:: Data for the task
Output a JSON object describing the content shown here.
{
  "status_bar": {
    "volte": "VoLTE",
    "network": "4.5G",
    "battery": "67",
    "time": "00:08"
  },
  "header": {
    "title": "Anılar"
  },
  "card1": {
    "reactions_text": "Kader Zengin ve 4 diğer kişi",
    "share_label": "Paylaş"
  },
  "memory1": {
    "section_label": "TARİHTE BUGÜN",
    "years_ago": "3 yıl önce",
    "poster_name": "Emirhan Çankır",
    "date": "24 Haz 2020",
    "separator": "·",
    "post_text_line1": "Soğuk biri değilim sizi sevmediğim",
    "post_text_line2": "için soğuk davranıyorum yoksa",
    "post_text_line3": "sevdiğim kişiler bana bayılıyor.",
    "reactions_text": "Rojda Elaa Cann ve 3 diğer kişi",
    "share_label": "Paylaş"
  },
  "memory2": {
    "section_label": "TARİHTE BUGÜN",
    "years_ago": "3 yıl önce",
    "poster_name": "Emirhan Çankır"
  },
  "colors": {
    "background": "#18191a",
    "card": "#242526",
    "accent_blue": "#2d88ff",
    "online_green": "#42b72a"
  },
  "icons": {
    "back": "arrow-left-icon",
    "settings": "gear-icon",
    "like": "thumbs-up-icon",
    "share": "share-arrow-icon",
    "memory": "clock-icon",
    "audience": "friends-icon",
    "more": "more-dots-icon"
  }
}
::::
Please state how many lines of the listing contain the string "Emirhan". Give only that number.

* Answer space:
2